My approach to apologetics has never followed the current follies of secular academia. Those follies dispel so quickly, like fog, that it is a waste of our precious ration of time on this planet to bother with them. The deeper and more lasting obstacles to Christ’s kingdom have always been the perennial errors, both of doctrine and of life—like Gnosticism, materialism or pride. If anyone doubts this, let him read Lewis’ The Screwtape Letters.

When new issues (like speeches against Christian speech but not against anti-Christian speech) arise and demand our attention, let that attention be that of a child with a fly swatter to a fly. Reveal them for the fleas they are by presenting the elephant instead. If we keep our eyes on Christ the Elephant, we will see the size of the fleas that attack him.

Between Heaven and Hell was written in 1982. Many Christian apologists argue that, today, American society has little interest in truth and in logical discussions. Instead, they argue, the key to engaging people in thoughts of life and faith involve addressing "how it affects me" and "my personal experience." What are your thoughts on that?

Current fashions in political correctness cannot change the human heart. Every human being’s heart cries out for two things: truth and love, knowledge and goodness, wisdom and compassion (Buddhists call them prajna and karuna—the two absolute values). Thus, neither can be ignored or compromised. We want to be loved and cared for, yes. But we don’t want to be petted, like dogs. We want to be taught, like sons and daughters.
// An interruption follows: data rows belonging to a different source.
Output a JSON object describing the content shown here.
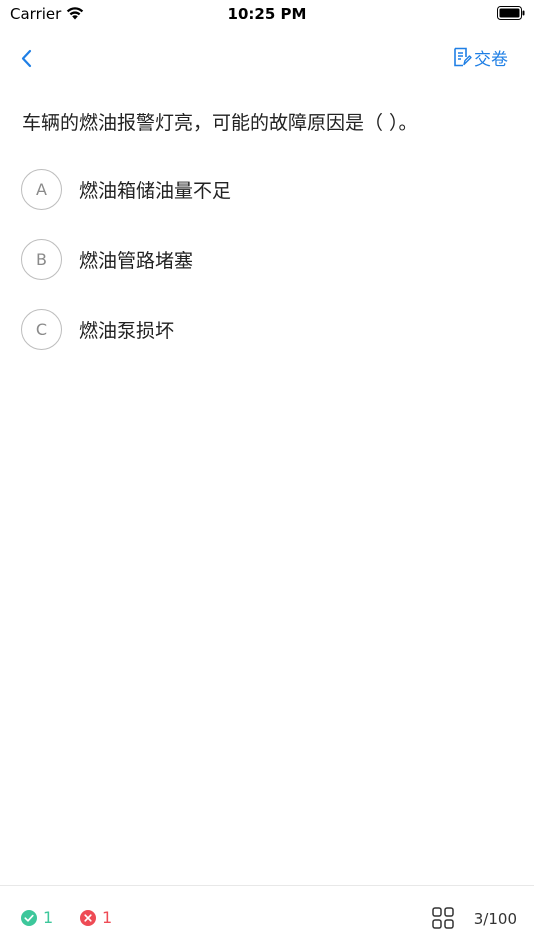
{
  "status_bar": {
    "carrier": "Carrier",
    "time": "10:25 PM"
  },
  "nav": {
    "submit_label": "交卷",
    "back_icon": "chevron-left-icon",
    "submit_icon": "paper-submit-icon"
  },
  "question": {
    "text": "车辆的燃油报警灯亮，可能的故障原因是（ ）。",
    "options": [
      {
        "letter": "A",
        "text": "燃油箱储油量不足"
      },
      {
        "letter": "B",
        "text": "燃油管路堵塞"
      },
      {
        "letter": "C",
        "text": "燃油泵损坏"
      }
    ]
  },
  "footer": {
    "correct_count": "1",
    "wrong_count": "1",
    "progress": "3/100"
  },
  "colors": {
    "accent": "#1f7fe5",
    "correct": "#3dc79b",
    "wrong": "#ee4b55"
  }
}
When "objective truth" and "my personal experience" meet, we have conversion. When we have only the first, we have scholarship. When we have only the second, we have pop psychology.
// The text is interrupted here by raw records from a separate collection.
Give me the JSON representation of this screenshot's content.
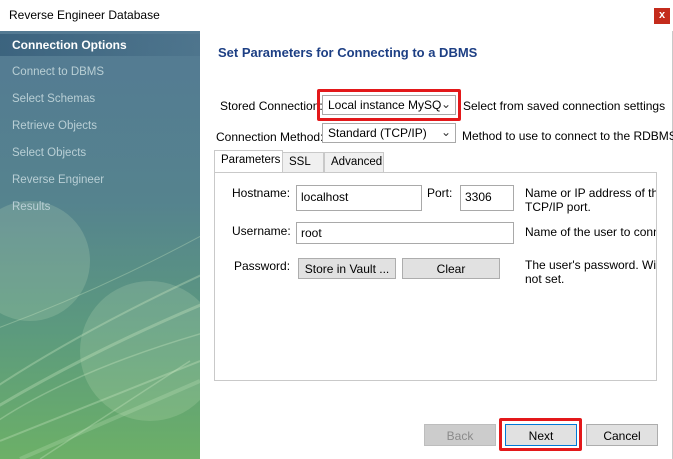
{
  "window": {
    "title": "Reverse Engineer Database",
    "close_glyph": "x"
  },
  "sidebar": {
    "items": [
      {
        "label": "Connection Options",
        "active": true
      },
      {
        "label": "Connect to DBMS",
        "active": false
      },
      {
        "label": "Select Schemas",
        "active": false
      },
      {
        "label": "Retrieve Objects",
        "active": false
      },
      {
        "label": "Select Objects",
        "active": false
      },
      {
        "label": "Reverse Engineer",
        "active": false
      },
      {
        "label": "Results",
        "active": false
      }
    ]
  },
  "main": {
    "heading": "Set Parameters for Connecting to a DBMS",
    "stored_connection": {
      "label": "Stored Connection:",
      "value": "Local instance MySQ",
      "hint": "Select from saved connection settings"
    },
    "connection_method": {
      "label": "Connection Method:",
      "value": "Standard (TCP/IP)",
      "hint": "Method to use to connect to the RDBMS"
    },
    "tabs": [
      {
        "label": "Parameters",
        "active": true
      },
      {
        "label": "SSL",
        "active": false
      },
      {
        "label": "Advanced",
        "active": false
      }
    ],
    "parameters": {
      "hostname_label": "Hostname:",
      "hostname_value": "localhost",
      "port_label": "Port:",
      "port_value": "3306",
      "hostname_desc_line1": "Name or IP address of the",
      "hostname_desc_line2": "TCP/IP port.",
      "username_label": "Username:",
      "username_value": "root",
      "username_desc": "Name of the user to conne",
      "password_label": "Password:",
      "store_vault_label": "Store in Vault ...",
      "clear_label": "Clear",
      "password_desc_line1": "The user's password. Will b",
      "password_desc_line2": "not set."
    }
  },
  "footer": {
    "back_label": "Back",
    "next_label": "Next",
    "cancel_label": "Cancel"
  },
  "colors": {
    "heading": "#1d3f84",
    "highlight": "#e3181a",
    "close": "#c42b1c"
  }
}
Lewis had some patience with mere scholarship (it can be an honest means to an end) but none with the other thing, which he would surely have labeled an excuse for egotism.

Does it matter that Christians might never read any of Lewis’ works? If so, what would be lost?

I think there are three specific achievements of Lewis that have never been equaled. First, no one has ever written a better summary of Christian doctrine and morality for the modern mind than Mere Christianity.

Second, no one has written better children’s stories, much less better Christian children’s stories, than the Narnia books. And no one has ever successfully portrayed Jesus Christ as a literary character so as to evoke in the reader the same reactions—of awe and wonder and love—that He Himself evoked in His disciples; but Lewis did this impossible thing with the Narnia character Aslan.

And third, no one has written more clearly and powerfully about schnsucht—the mysterious longing for heaven, the anonymous love letter from God at the heart of every human heart.

Christian writers are like mountains. Even if you miss one of the greatest, you still have many left. But if you live on the accessible slopes of one of the greatest mountains, how foolish to ignore it. Lewis is accessible to us because of his proximity in time, place, language and culture. He is a gift, meant to be unwrapped.

©Vision magazine, The King's College, New York, NY. Used by permission.